Interface dataset entries
★ ★ ★ ★ ★

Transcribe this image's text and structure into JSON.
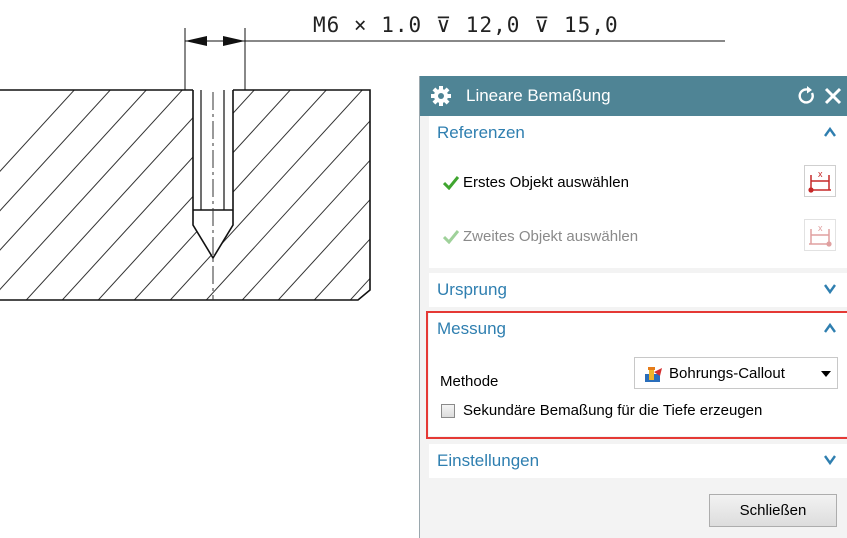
{
  "drawing": {
    "callout": "M6 × 1.0 ⊽ 12,0 ⊽ 15,0"
  },
  "dialog": {
    "title": "Lineare Bemaßung",
    "reset_icon": "reset-icon",
    "close_icon": "close-icon",
    "sections": {
      "referenzen": {
        "title": "Referenzen",
        "expanded": true,
        "first_object": "Erstes Objekt auswählen",
        "second_object": "Zweites Objekt auswählen"
      },
      "ursprung": {
        "title": "Ursprung",
        "expanded": false
      },
      "messung": {
        "title": "Messung",
        "expanded": true,
        "method_label": "Methode",
        "method_value": "Bohrungs-Callout",
        "secondary_checkbox_label": "Sekundäre Bemaßung für die Tiefe erzeugen",
        "secondary_checked": false
      },
      "einstellungen": {
        "title": "Einstellungen",
        "expanded": false
      }
    },
    "close_button": "Schließen"
  },
  "colors": {
    "titlebar": "#4f8495",
    "section_title": "#2f7fb0",
    "check_active": "#3fa52f",
    "check_inactive": "#9fd19a",
    "highlight_frame": "#e53935"
  }
}
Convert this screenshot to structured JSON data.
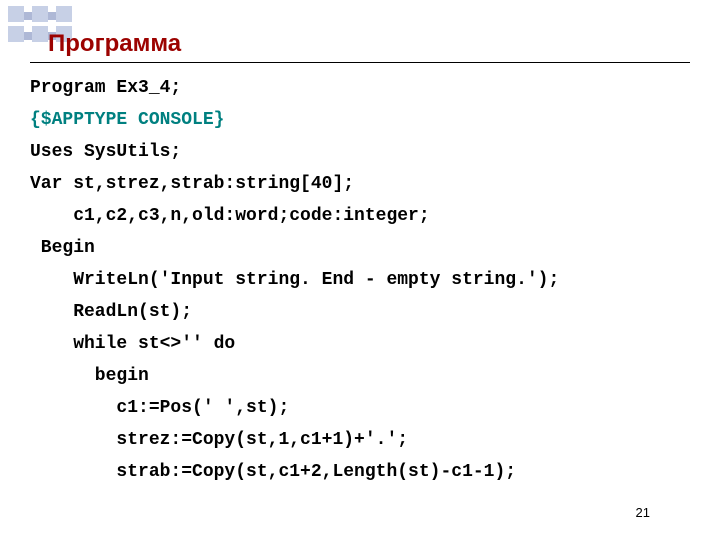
{
  "title": "Программа",
  "code": {
    "l1": "Program Ex3_4;",
    "l2": "{$APPTYPE CONSOLE}",
    "l3": "Uses SysUtils;",
    "l4": "Var st,strez,strab:string[40];",
    "l5": "    c1,c2,c3,n,old:word;code:integer;",
    "l6": " Begin",
    "l7": "    WriteLn('Input string. End - empty string.');",
    "l8": "    ReadLn(st);",
    "l9": "    while st<>'' do",
    "l10": "      begin",
    "l11": "        c1:=Pos(' ',st);",
    "l12": "        strez:=Copy(st,1,c1+1)+'.';",
    "l13": "        strab:=Copy(st,c1+2,Length(st)-c1-1);"
  },
  "pageNumber": "21"
}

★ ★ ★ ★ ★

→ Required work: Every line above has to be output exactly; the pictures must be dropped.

→ Answer area:
Transcribe this image's text and structure into JSON.
{
  "drawing": {
    "callout": "M6 × 1.0 ⊽ 12,0 ⊽ 15,0"
  },
  "dialog": {
    "title": "Lineare Bemaßung",
    "reset_icon": "reset-icon",
    "close_icon": "close-icon",
    "sections": {
      "referenzen": {
        "title": "Referenzen",
        "expanded": true,
        "first_object": "Erstes Objekt auswählen",
        "second_object": "Zweites Objekt auswählen"
      },
      "ursprung": {
        "title": "Ursprung",
        "expanded": false
      },
      "messung": {
        "title": "Messung",
        "expanded": true,
        "method_label": "Methode",
        "method_value": "Bohrungs-Callout",
        "secondary_checkbox_label": "Sekundäre Bemaßung für die Tiefe erzeugen",
        "secondary_checked": false
      },
      "einstellungen": {
        "title": "Einstellungen",
        "expanded": false
      }
    },
    "close_button": "Schließen"
  },
  "colors": {
    "titlebar": "#4f8495",
    "section_title": "#2f7fb0",
    "check_active": "#3fa52f",
    "check_inactive": "#9fd19a",
    "highlight_frame": "#e53935"
  }
}
Convert this screenshot to structured JSON data.
{
  "title": "Программа",
  "code": {
    "l1": "Program Ex3_4;",
    "l2": "{$APPTYPE CONSOLE}",
    "l3": "Uses SysUtils;",
    "l4": "Var st,strez,strab:string[40];",
    "l5": "    c1,c2,c3,n,old:word;code:integer;",
    "l6": " Begin",
    "l7": "    WriteLn('Input string. End - empty string.');",
    "l8": "    ReadLn(st);",
    "l9": "    while st<>'' do",
    "l10": "      begin",
    "l11": "        c1:=Pos(' ',st);",
    "l12": "        strez:=Copy(st,1,c1+1)+'.';",
    "l13": "        strab:=Copy(st,c1+2,Length(st)-c1-1);"
  },
  "pageNumber": "21"
}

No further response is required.